• _ACTIVITY_: Each line of the listing that contains "heading" should be found and copied.

• _THE RECORDS_:
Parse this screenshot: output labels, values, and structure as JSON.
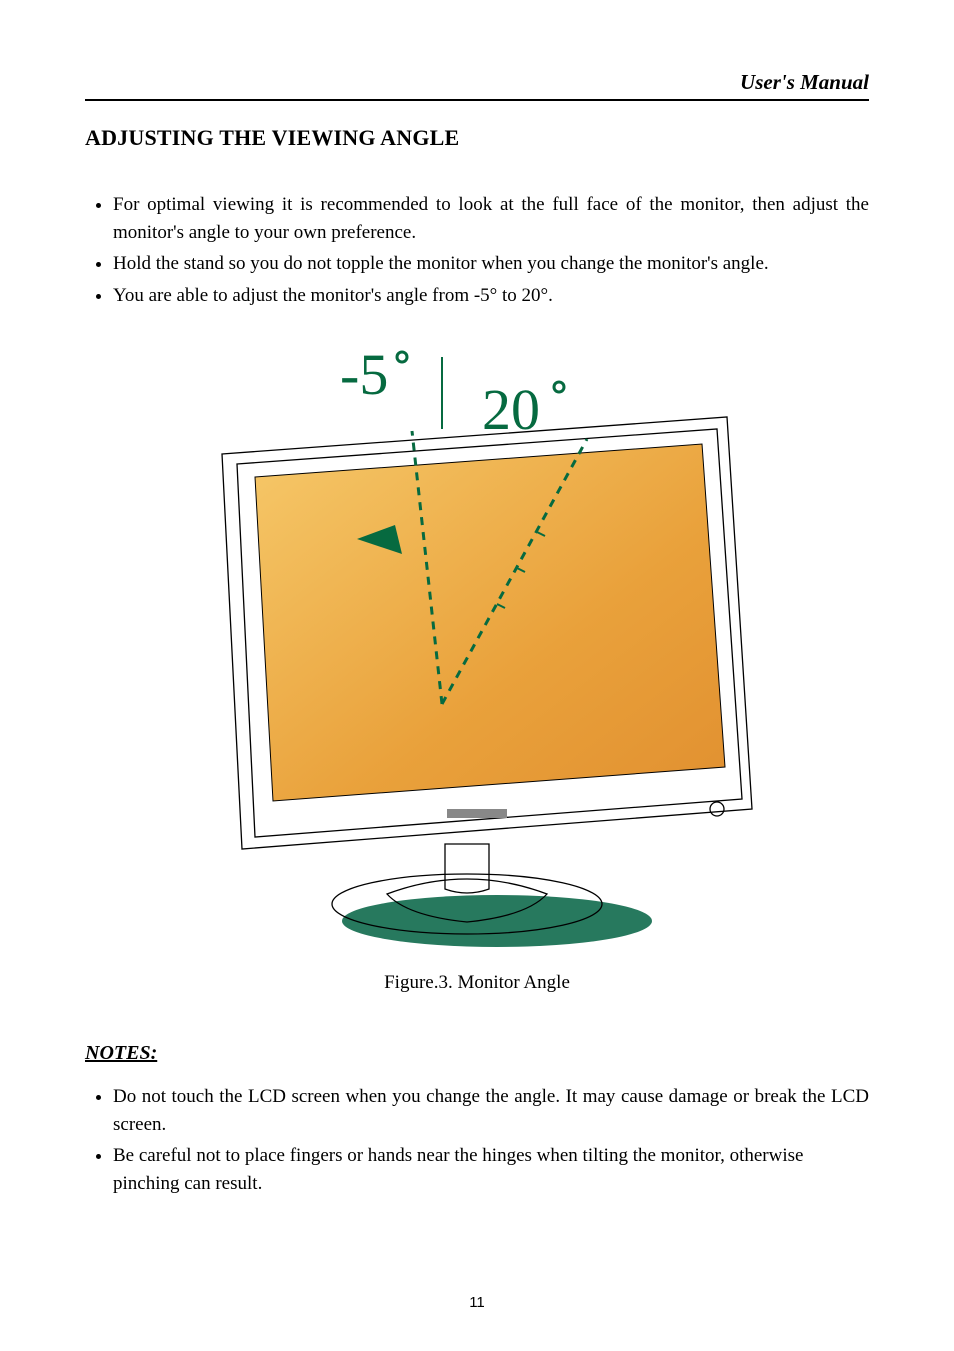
{
  "header": {
    "right_title": "User's Manual"
  },
  "section": {
    "heading": "ADJUSTING THE VIEWING ANGLE"
  },
  "instructions": [
    "For optimal viewing it is recommended to look at the full face of the monitor, then adjust the monitor's angle to your own preference.",
    "Hold the stand so you do not topple the monitor when you change the monitor's angle.",
    "You are able to adjust the monitor's angle from -5° to 20°."
  ],
  "figure": {
    "label_neg": "-5",
    "label_pos": "20",
    "degree_symbol": "°",
    "caption_prefix": "Figure.3.",
    "caption_text": "Monitor Angle"
  },
  "notes": {
    "heading": "NOTES:",
    "items": [
      "Do not touch the LCD screen when you change the angle. It may cause damage or break the LCD screen.",
      "Be careful not to place fingers or hands near the hinges when tilting the monitor, otherwise pinching can result."
    ]
  },
  "page_number": "11"
}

• _ANSWER TO THIS PROBLEM_:
    "heading": "ADJUSTING THE VIEWING ANGLE"
    "heading": "NOTES:",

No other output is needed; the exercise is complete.